Blood pressure elevation may be indicative of ischemia, or hemorrhage and stroke. Cerebral blood flow is proportionally linked to blood pressure. When the blood pressure fluctuates, the intracranial blood volume is altered which can alter pressure and result in a headache. An elevated body temperature can be associated with systemic illness.
For example, an infection like meningitis can produce a headache. Changes in heart rate and rhythm can also indicate various medical illnesses that may produce secondary headaches, such as atrial fibrillation with stroke. Tachycardia can be an indication of infection, other medical illness, or it could be a marker for severe pain from the headache itself.
Auscultation of the heart may give clues to general health and the presence of vascular disease. Examination of the lungs can give clues about ventilation and uncover underlying infection. Auscultate the carotid arteries and the eyes for bruits. Palpate the temporal arteries for ropiness and to assess the pulse which may be lost in temporal arteries.
The sinuses and muscles of the head neck must be palpated to look for tender areas. Are there any trigger points in the strap muscles? Or temporalis muscles? Are there any signs of trauma? Trigger points are discrete regions of a muscle that are firm to touch and produce discomfort when pressure is exerted on them.
There is frequently a distal sensory sign associated with the trigger point when it is stimulated. Sometimes when active it may provoke some distal symptom of pain, or paraesthesia.
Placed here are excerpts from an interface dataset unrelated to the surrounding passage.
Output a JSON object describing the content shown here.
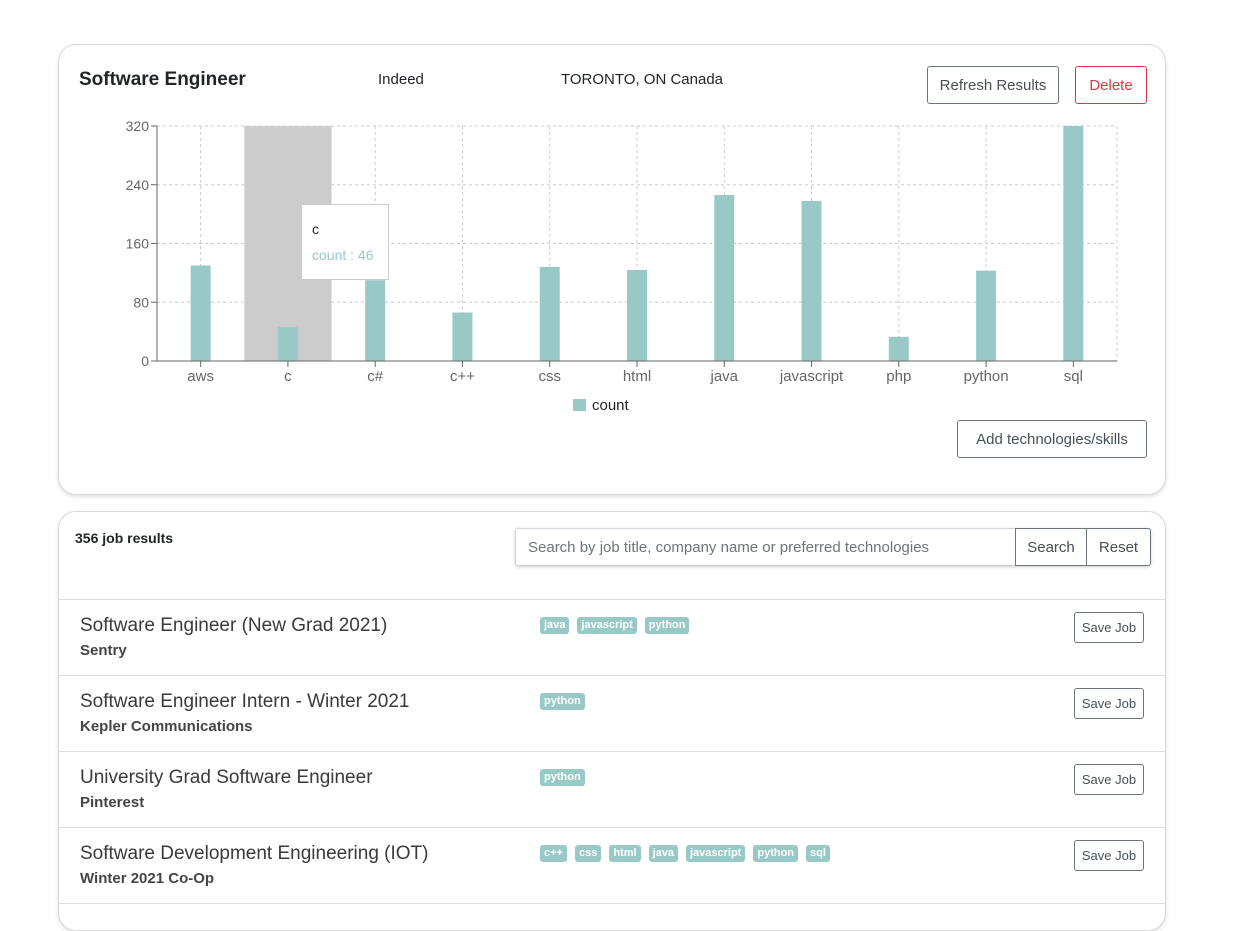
{
  "search": {
    "title": "Software Engineer",
    "site": "Indeed",
    "location": "TORONTO, ON Canada",
    "refresh_label": "Refresh Results",
    "delete_label": "Delete",
    "add_tech_label": "Add technologies/skills",
    "tooltip": {
      "label": "c",
      "value_text": "count : 46"
    }
  },
  "chart_data": {
    "type": "bar",
    "categories": [
      "aws",
      "c",
      "c#",
      "c++",
      "css",
      "html",
      "java",
      "javascript",
      "php",
      "python",
      "sql"
    ],
    "series": [
      {
        "name": "count",
        "values": [
          130,
          46,
          110,
          66,
          128,
          124,
          226,
          218,
          33,
          123,
          320
        ]
      }
    ],
    "yticks": [
      0,
      80,
      160,
      240,
      320
    ],
    "ylim": [
      0,
      320
    ],
    "grid": true,
    "legend": "bottom",
    "highlighted_category": "c",
    "colors": {
      "bar": "#99c9c7",
      "highlight": "#cccccc"
    }
  },
  "results": {
    "count_text": "356 job results",
    "search_placeholder": "Search by job title, company name or preferred technologies",
    "search_label": "Search",
    "reset_label": "Reset",
    "save_label": "Save Job",
    "jobs": [
      {
        "title": "Software Engineer (New Grad 2021)",
        "company": "Sentry",
        "tags": [
          "java",
          "javascript",
          "python"
        ]
      },
      {
        "title": "Software Engineer Intern - Winter 2021",
        "company": "Kepler Communications",
        "tags": [
          "python"
        ]
      },
      {
        "title": "University Grad Software Engineer",
        "company": "Pinterest",
        "tags": [
          "python"
        ]
      },
      {
        "title": "Software Development Engineering (IOT)",
        "company": "Winter 2021 Co-Op",
        "tags": [
          "c++",
          "css",
          "html",
          "java",
          "javascript",
          "python",
          "sql"
        ]
      }
    ]
  }
}
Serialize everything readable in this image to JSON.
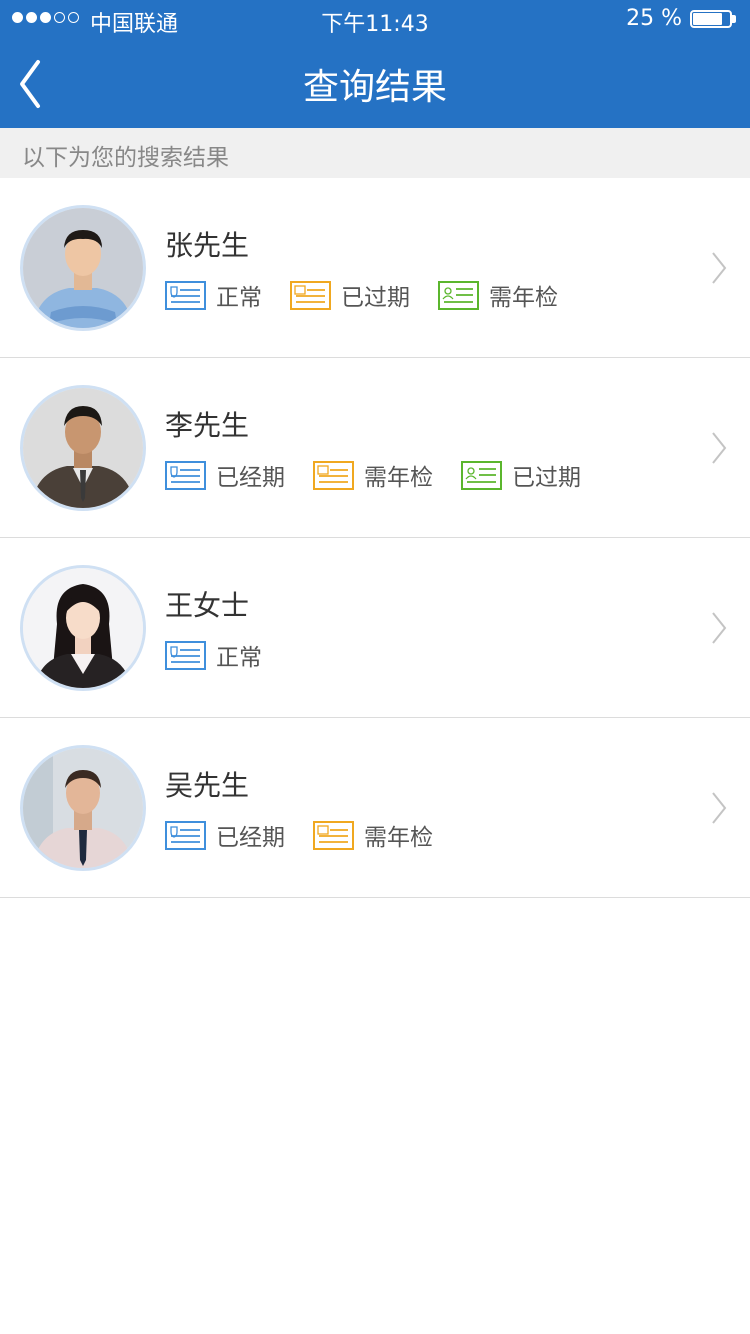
{
  "status_bar": {
    "carrier": "中国联通",
    "time": "下午11:43",
    "battery_percent": "25 %",
    "battery_level": 0.8,
    "signal_bars": 3,
    "signal_total": 5
  },
  "header": {
    "title": "查询结果",
    "color": "#2572c4"
  },
  "subtitle": "以下为您的搜索结果",
  "results": [
    {
      "name": "张先生",
      "badges": [
        {
          "label": "正常",
          "color": "#3f8fdc",
          "icon": "id-card-shield-icon"
        },
        {
          "label": "已过期",
          "color": "#f0a820",
          "icon": "id-card-money-icon"
        },
        {
          "label": "需年检",
          "color": "#5bb62d",
          "icon": "id-card-person-icon"
        }
      ]
    },
    {
      "name": "李先生",
      "badges": [
        {
          "label": "已经期",
          "color": "#3f8fdc",
          "icon": "id-card-shield-icon"
        },
        {
          "label": "需年检",
          "color": "#f0a820",
          "icon": "id-card-money-icon"
        },
        {
          "label": "已过期",
          "color": "#5bb62d",
          "icon": "id-card-person-icon"
        }
      ]
    },
    {
      "name": "王女士",
      "badges": [
        {
          "label": "正常",
          "color": "#3f8fdc",
          "icon": "id-card-shield-icon"
        }
      ]
    },
    {
      "name": "吴先生",
      "badges": [
        {
          "label": "已经期",
          "color": "#3f8fdc",
          "icon": "id-card-shield-icon"
        },
        {
          "label": "需年检",
          "color": "#f0a820",
          "icon": "id-card-money-icon"
        }
      ]
    }
  ]
}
Look for tightness of the muscle with pain on palpation and paraesthesia in a region associated with that trigger point.
One should assess for active trigger points in the muscles of the neck and around the shoulders, including the rhomboids and trapezius. This search may lead the skilled examiner to extend the examination into the upper extremities and torso. Charts of common trigger points are available outlining these regions.
Check the range of motion of the cervical spine and stress the facets and ligaments. Do so by hyperextending the neck while the head is bent to each side. Nuchal rigidity may indicate meningeal irritation from blood or infection. Nuchal rigidity is demonstrated with the Brudzinski or Kernig signs. The Brudzinski sign is elicited by stretching meninges when flexing the neck forward and pain is produced.
The Kernig sign is elicited by extending the legs after the hips are flexed up, and pain is thus produced. Palpate the thyroid gland for nodules and enlargements. Palpate the temporalmandibular joint during opening and closing, is there a click? Does the mandible slide or translocate? Does the jaw open widely? In the next Medmastery lesson we'll cover the neurologic examination for the headache patient.